A Graduating Senior’s Perspective on COVID-19
By Maddie Boulanger
It is safe to say that I did not expect my last semester of college to end this way. As I sit at the desk in my childhood bedroom in Appleton, Wis., I can’t tell if it feels like life has come full-circle or to a full-stop. It is, perhaps, both.
There have been massive changes to every level of society in the last few weeks. Our daily lives and routine are unrecognizable from only a few weeks ago.
There are some things from which I don’t mind having a break. The hustle and bustle of speed-walking from work to class and then back to work is not something I miss (yet). The commute in the morning is from my bed to my desk. The dress code has become very relaxed. I don’t miss having to spend $4 on a to-go coffee in between class. Now I have free coffee, unlimited refills. My barista, aka Dad, always has a fresh pot brewing when I make my way into the kitchen, also known as the break room.
But even so, I miss my campus community. I was looking forward to the weather finally warming up, to the Terrace opening (!!), and to enjoying my last few weeks in Madison with my friends. In looking at the Union’s online calendar, I have a renewed appreciation for all of the great programming that we offer.
My disappointment about graduation being canceled cannot be emphasized enough. I come from a long line of Badgers, each who begrudgingly donned their cap and gown to sit at Camp Randall. I was the only one who actually wanted to attend their graduation ceremony.

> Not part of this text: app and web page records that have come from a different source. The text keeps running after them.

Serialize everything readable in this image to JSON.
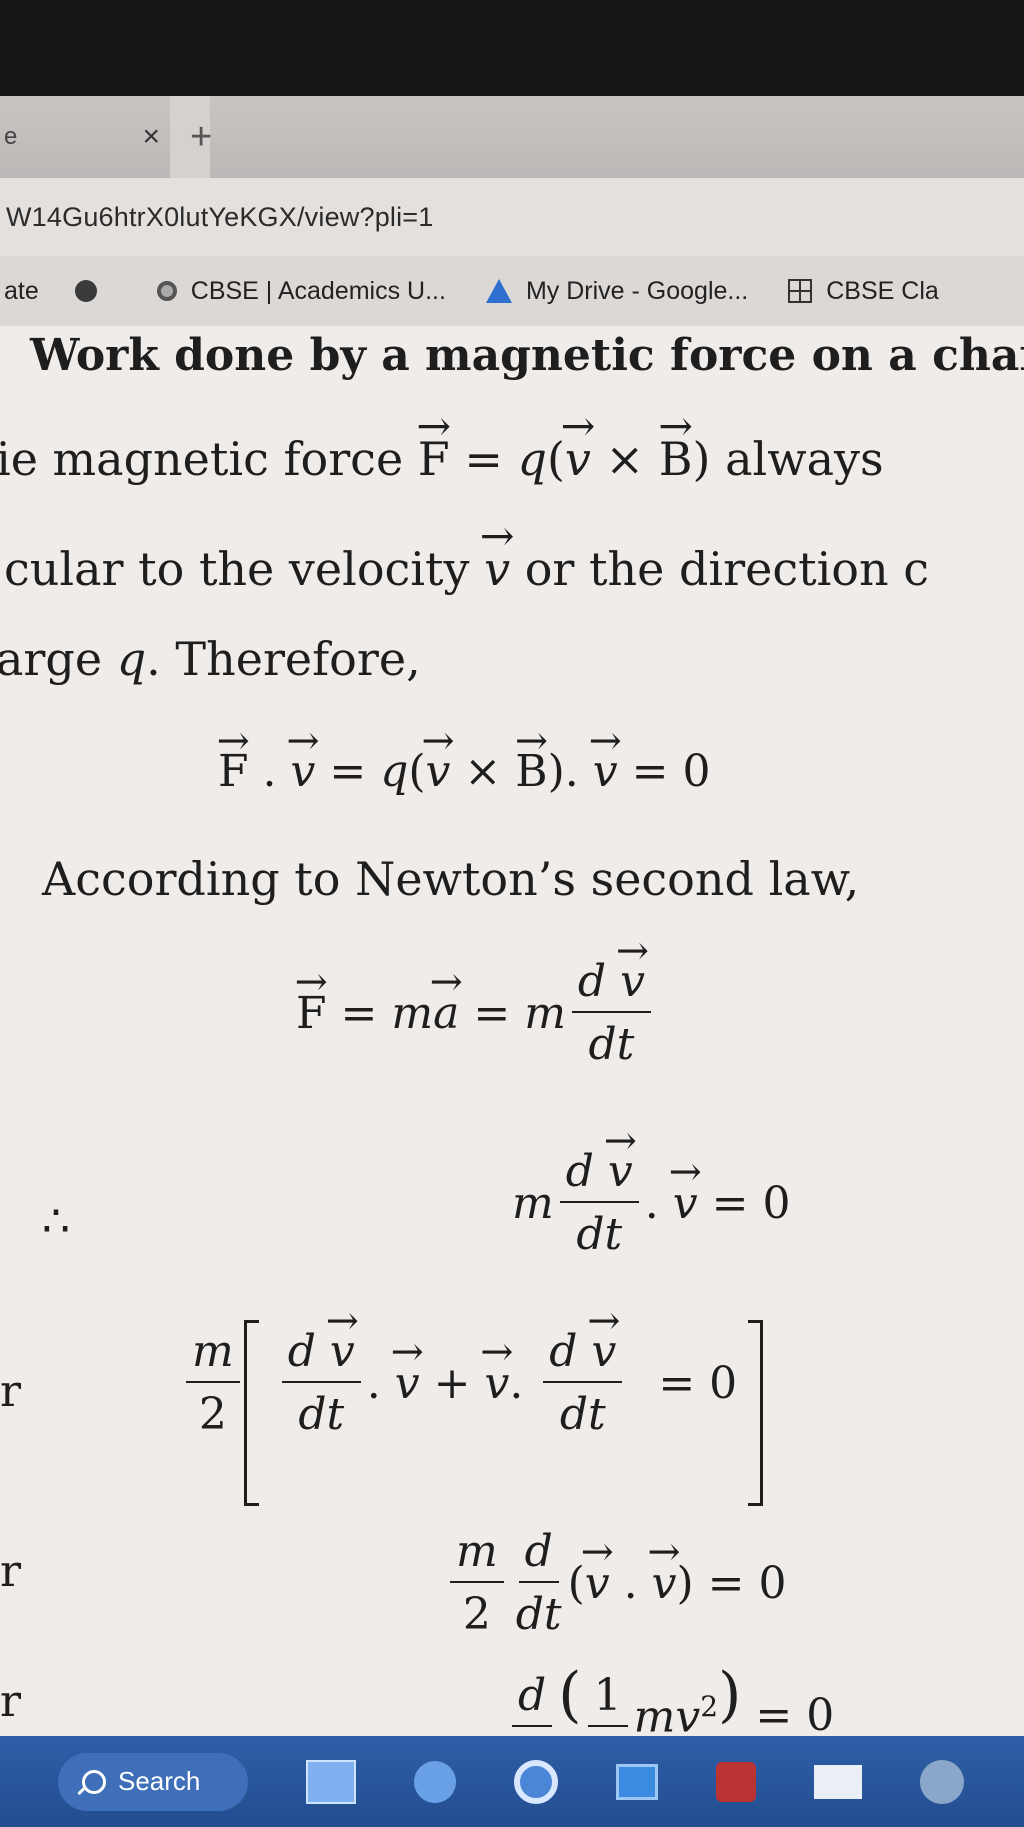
{
  "browser": {
    "tab": {
      "partial_title": "e",
      "close_glyph": "×"
    },
    "new_tab_glyph": "+",
    "url": "W14Gu6htrX0lutYeKGX/view?pli=1",
    "bookmarks": [
      {
        "label": "ate",
        "icon": "none"
      },
      {
        "label": "",
        "icon": "globe-icon"
      },
      {
        "label": "CBSE | Academics U...",
        "icon": "site-icon"
      },
      {
        "label": "My Drive - Google...",
        "icon": "google-drive-icon"
      },
      {
        "label": "CBSE Cla",
        "icon": "grid-icon"
      }
    ]
  },
  "document": {
    "heading": "Work done by a magnetic force on a char",
    "line1": {
      "pre": "ie magnetic force ",
      "F": "F",
      "eq": " = ",
      "q": "q",
      "op": "(",
      "v": "v",
      "x": " × ",
      "B": "B",
      "cl": ")",
      "post": " always"
    },
    "line2": {
      "pre": "cular to the velocity ",
      "v": "v",
      "post": " or the direction c"
    },
    "line3": {
      "pre": "arge ",
      "q": "q",
      "post": ". Therefore,"
    },
    "eq1": {
      "F": "F",
      "dot1": " . ",
      "v1": "v",
      "eq": " = ",
      "q": "q",
      "op": "(",
      "v2": "v",
      "x": " × ",
      "B": "B",
      "cl": ")",
      "dot2": ". ",
      "v3": "v",
      "end": " = 0"
    },
    "line4": "According to Newton’s second law,",
    "eq2": {
      "F": "F",
      "eq1": " = ",
      "m": "m",
      "a": "a",
      "eq2": " = ",
      "m2": "m",
      "num_d": "d",
      "num_v": "v",
      "den": "dt"
    },
    "therefore": "∴",
    "eq3": {
      "m": "m",
      "num_d": "d",
      "num_v": "v",
      "den": "dt",
      "dot": ". ",
      "v": "v",
      "end": " = 0"
    },
    "or1": "r",
    "eq4": {
      "m": "m",
      "two": "2",
      "d1": "d",
      "v1": "v",
      "dt1": "dt",
      "dot1": ". ",
      "va": "v",
      "plus": " + ",
      "vb": "v",
      "dot2": ". ",
      "d2": "d",
      "v2": "v",
      "dt2": "dt",
      "end": "= 0"
    },
    "or2": "r",
    "eq5": {
      "m": "m",
      "two": "2",
      "d": "d",
      "dt": "dt",
      "op": "(",
      "v1": "v",
      "dot": " . ",
      "v2": "v",
      "cl": ")",
      "end": " = 0"
    },
    "or3": "r",
    "eq6": {
      "d": "d",
      "one": "1",
      "mv": "mv",
      "sup": "2",
      "end": " = 0"
    }
  },
  "taskbar": {
    "search_label": "Search"
  }
}
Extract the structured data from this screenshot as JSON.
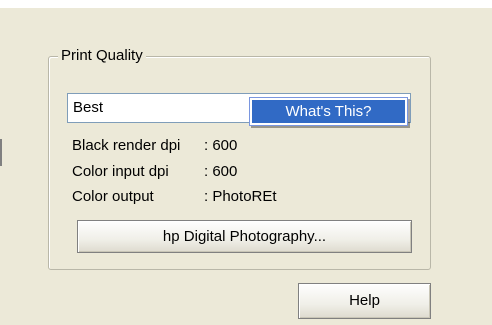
{
  "group": {
    "title": "Print Quality"
  },
  "quality_select": {
    "value": "Best"
  },
  "context_menu": {
    "item": "What's This?"
  },
  "info": [
    {
      "label": "Black render dpi",
      "value": ": 600"
    },
    {
      "label": "Color input dpi",
      "value": ": 600"
    },
    {
      "label": "Color output",
      "value": ": PhotoREt"
    }
  ],
  "buttons": {
    "photo": "hp Digital Photography...",
    "help": "Help"
  },
  "colors": {
    "dialog_bg": "#ece9d8",
    "selection": "#316ac5"
  }
}
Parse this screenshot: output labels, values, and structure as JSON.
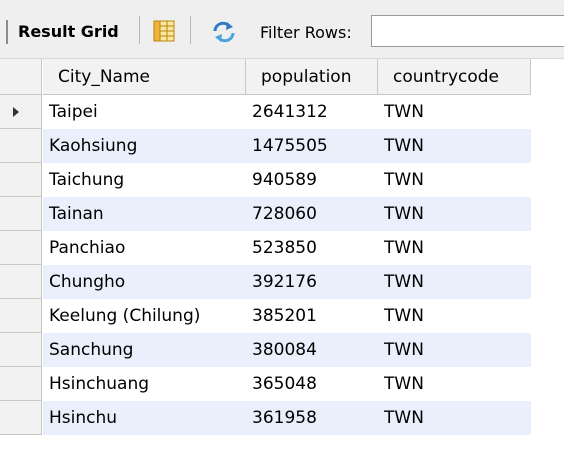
{
  "toolbar": {
    "title": "Result Grid",
    "filter_label": "Filter Rows:",
    "filter_value": ""
  },
  "grid": {
    "columns": [
      "City_Name",
      "population",
      "countrycode"
    ],
    "rows": [
      [
        "Taipei",
        "2641312",
        "TWN"
      ],
      [
        "Kaohsiung",
        "1475505",
        "TWN"
      ],
      [
        "Taichung",
        "940589",
        "TWN"
      ],
      [
        "Tainan",
        "728060",
        "TWN"
      ],
      [
        "Panchiao",
        "523850",
        "TWN"
      ],
      [
        "Chungho",
        "392176",
        "TWN"
      ],
      [
        "Keelung (Chilung)",
        "385201",
        "TWN"
      ],
      [
        "Sanchung",
        "380084",
        "TWN"
      ],
      [
        "Hsinchuang",
        "365048",
        "TWN"
      ],
      [
        "Hsinchu",
        "361958",
        "TWN"
      ]
    ],
    "current_row": 0
  },
  "colors": {
    "stripe": "#e9f0fb",
    "toolbar_bg": "#efefef",
    "header_bg": "#f2f2f2"
  },
  "icons": {
    "grid_view": "grid-view-icon",
    "refresh": "refresh-icon",
    "current_row": "current-row-arrow-icon"
  }
}
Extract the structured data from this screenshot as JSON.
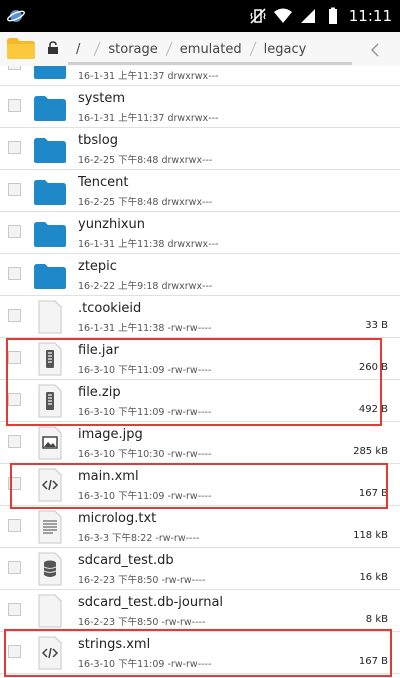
{
  "status_bar": {
    "time": "11:11",
    "icons": [
      "globe-logo-icon",
      "vibrate-icon",
      "wifi-icon",
      "signal-icon",
      "battery-icon"
    ]
  },
  "toolbar": {
    "breadcrumbs": [
      "/",
      "storage",
      "emulated",
      "legacy"
    ],
    "icons": [
      "folder-icon",
      "lock-icon",
      "chevron-left-icon"
    ]
  },
  "files": [
    {
      "name": "",
      "meta": "16-1-31 上午11:37  drwxrwx---",
      "size": "",
      "type": "folder"
    },
    {
      "name": "system",
      "meta": "16-1-31 上午11:37  drwxrwx---",
      "size": "",
      "type": "folder"
    },
    {
      "name": "tbslog",
      "meta": "16-2-25 下午8:48  drwxrwx---",
      "size": "",
      "type": "folder"
    },
    {
      "name": "Tencent",
      "meta": "16-2-25 下午8:48  drwxrwx---",
      "size": "",
      "type": "folder"
    },
    {
      "name": "yunzhixun",
      "meta": "16-1-31 上午11:38  drwxrwx---",
      "size": "",
      "type": "folder"
    },
    {
      "name": "ztepic",
      "meta": "16-2-22 上午9:18  drwxrwx---",
      "size": "",
      "type": "folder"
    },
    {
      "name": ".tcookieid",
      "meta": "16-1-31 上午11:38  -rw-rw----",
      "size": "33 B",
      "type": "file"
    },
    {
      "name": "file.jar",
      "meta": "16-3-10 下午11:09  -rw-rw----",
      "size": "260 B",
      "type": "archive"
    },
    {
      "name": "file.zip",
      "meta": "16-3-10 下午11:09  -rw-rw----",
      "size": "492 B",
      "type": "archive"
    },
    {
      "name": "image.jpg",
      "meta": "16-3-10 下午10:30  -rw-rw----",
      "size": "285 kB",
      "type": "image"
    },
    {
      "name": "main.xml",
      "meta": "16-3-10 下午11:09  -rw-rw----",
      "size": "167 B",
      "type": "code"
    },
    {
      "name": "microlog.txt",
      "meta": "16-3-3 下午8:22  -rw-rw----",
      "size": "118 kB",
      "type": "text"
    },
    {
      "name": "sdcard_test.db",
      "meta": "16-2-23 下午8:50  -rw-rw----",
      "size": "16 kB",
      "type": "database"
    },
    {
      "name": "sdcard_test.db-journal",
      "meta": "16-2-23 下午8:50  -rw-rw----",
      "size": "8 kB",
      "type": "file"
    },
    {
      "name": "strings.xml",
      "meta": "16-3-10 下午11:09  -rw-rw----",
      "size": "167 B",
      "type": "code"
    }
  ],
  "highlight_color": "#e53935",
  "folder_color": "#1e88c8"
}
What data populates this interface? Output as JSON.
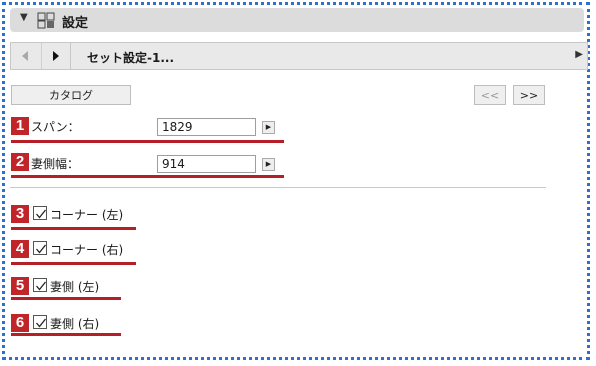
{
  "panel": {
    "title": "設定"
  },
  "nav": {
    "set_name": "セット設定-1..."
  },
  "buttons": {
    "catalog": "カタログ",
    "prev_set": "<<",
    "next_set": ">>"
  },
  "fields": [
    {
      "badge": "1",
      "label": "スパン：",
      "value": "1829"
    },
    {
      "badge": "2",
      "label": "妻側幅：",
      "value": "914"
    }
  ],
  "options": [
    {
      "badge": "3",
      "label": "コーナー (左)",
      "checked": true
    },
    {
      "badge": "4",
      "label": "コーナー (右)",
      "checked": true
    },
    {
      "badge": "5",
      "label": "妻側 (左)",
      "checked": true
    },
    {
      "badge": "6",
      "label": "妻側 (右)",
      "checked": true
    }
  ],
  "colors": {
    "accent_red": "#c0252a",
    "dotted_border": "#2f6fd0"
  },
  "icons": [
    "triangle-down-icon",
    "settings-panel-icon",
    "left-arrow-icon",
    "right-arrow-icon",
    "right-chevron-icon",
    "checkbox-check-icon"
  ]
}
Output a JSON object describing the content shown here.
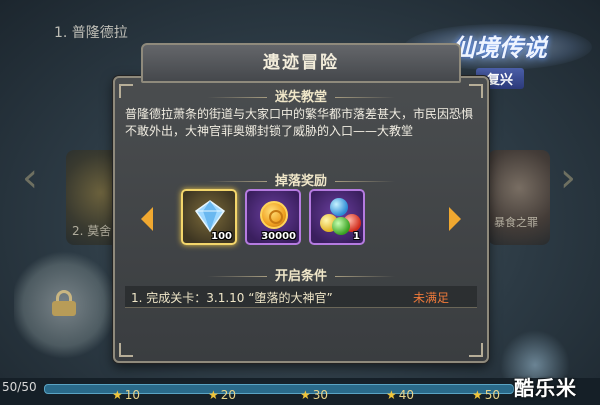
{
  "background": {
    "stage_label": "1. 普隆德拉",
    "left_stage_name": "2. 莫舍",
    "right_stage_name": "暴食之罪",
    "progress_count": "50/50",
    "milestones": [
      "10",
      "20",
      "30",
      "40",
      "50"
    ],
    "watermark": "酷乐米"
  },
  "logo": {
    "title": "仙境传说",
    "subtitle": "复兴"
  },
  "modal": {
    "title": "遗迹冒险",
    "stage_section_title": "迷失教堂",
    "description": "普隆德拉萧条的街道与大家口中的繁华都市落差甚大，市民因恐惧不敢外出，大神官菲奥娜封锁了威胁的入口——大教堂",
    "drops_title": "掉落奖励",
    "rewards": [
      {
        "icon": "diamond-icon",
        "count": "100"
      },
      {
        "icon": "coin-icon",
        "count": "30000"
      },
      {
        "icon": "orbs-icon",
        "count": "1"
      }
    ],
    "condition_title": "开启条件",
    "conditions": [
      {
        "text": "1. 完成关卡：3.1.10 “堕落的大神官”",
        "status": "未满足"
      }
    ]
  },
  "colors": {
    "accent_gold": "#f0a830",
    "status_unmet": "#f07a3a",
    "legendary_border": "#f3d66b",
    "epic_border": "#b57be0"
  }
}
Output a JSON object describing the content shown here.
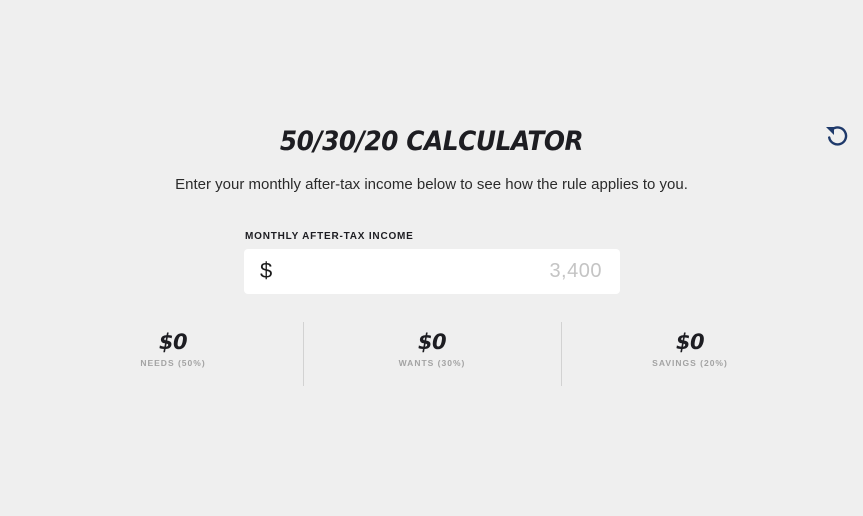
{
  "calculator": {
    "title": "50/30/20 CALCULATOR",
    "subtitle": "Enter your monthly after-tax income below to see how the rule applies to you.",
    "reset_icon": "reset-icon"
  },
  "income": {
    "label": "MONTHLY AFTER-TAX INCOME",
    "currency_symbol": "$",
    "value": "",
    "placeholder": "3,400"
  },
  "results": [
    {
      "amount": "$0",
      "label": "NEEDS (50%)"
    },
    {
      "amount": "$0",
      "label": "WANTS (30%)"
    },
    {
      "amount": "$0",
      "label": "SAVINGS (20%)"
    }
  ],
  "colors": {
    "background": "#efefef",
    "heading": "#1d1d22",
    "muted_label": "#a3a3a3",
    "placeholder": "#c4c4c4",
    "reset_icon": "#1f3a6b"
  }
}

My saving grace is a busy schedule. As a full-time student, I just wouldn’t feel like myself if I weren’t exhausted and overwhelmed all the time. Luckily, I still have a full credit-load and have been working my three, yes three, campus jobs remotely. Maintaining my normal schedule and routine as much as possible has helped me stay productive during this transition.
I work for a few hours every morning before moving into “school” mode. I attend asynchronous lectures and participate in discussions via an online chat forum. For two of my classes, we log-in to Blackboard at the time of our usual class. With Blackboard, professors can give lectures and split the class into discussion groups for activities. Students can even “raise their hand” to ask a question. If you close your eyes a little and pretend like you aren’t in your pajamas, it almost feels like real classroom.
All joking aside, those classes that meet in real-time have come to mean the world to me. I so greatly appreciate that my professors are making the effort to connect with us and provide some semblance of normalcy. I’m proud of the entire UW-Madison community and the way that students and staff are supporting each other right now. In some ways, I feel more connected to my peers than ever before.
The University has made many difficult decisions in the last few weeks, but I’m grateful that they have made the decisions that they did. It was the correct choice to move classes online and to cancel large community events. The pass-fail option, which was announced this week, will help remove some of the pressure on students during an already tumultuous time.
There is still uncertainty about the future. Most of the post-graduate jobs and internships for which I’ve applied notified me that they are suspending their hiring processes for the foreseeable future or are canceling the position indefinitely. I’m sure everyone has wondered at some point in the last two weeks, “What is my life going to look like after this is over?”
I am trying to stay positive. I still have an education and a source of income thanks to my job at the Wisconsin Union and the ability to work remotely. The events that I looked forward to will still happen, just not when originally scheduled. Our achievements will still be recognized. We will see our friends and loved ones again. The Terrace will open at some point. These things will come sooner if we stay inside and stay healthy. Wisconsin has been doing a great job so far with social distancing, so keep up the great work.
If there’s one thing that I know, it is that the UW-Madison and Wisconsin Union community is strong and stronger together. Someday, when I’m frustrated that I can’t find a sunburst chair in which to watch the sunset, I’ll remember how lucky I am to be outside at all. I hope to see you all at the Terrace, real soon.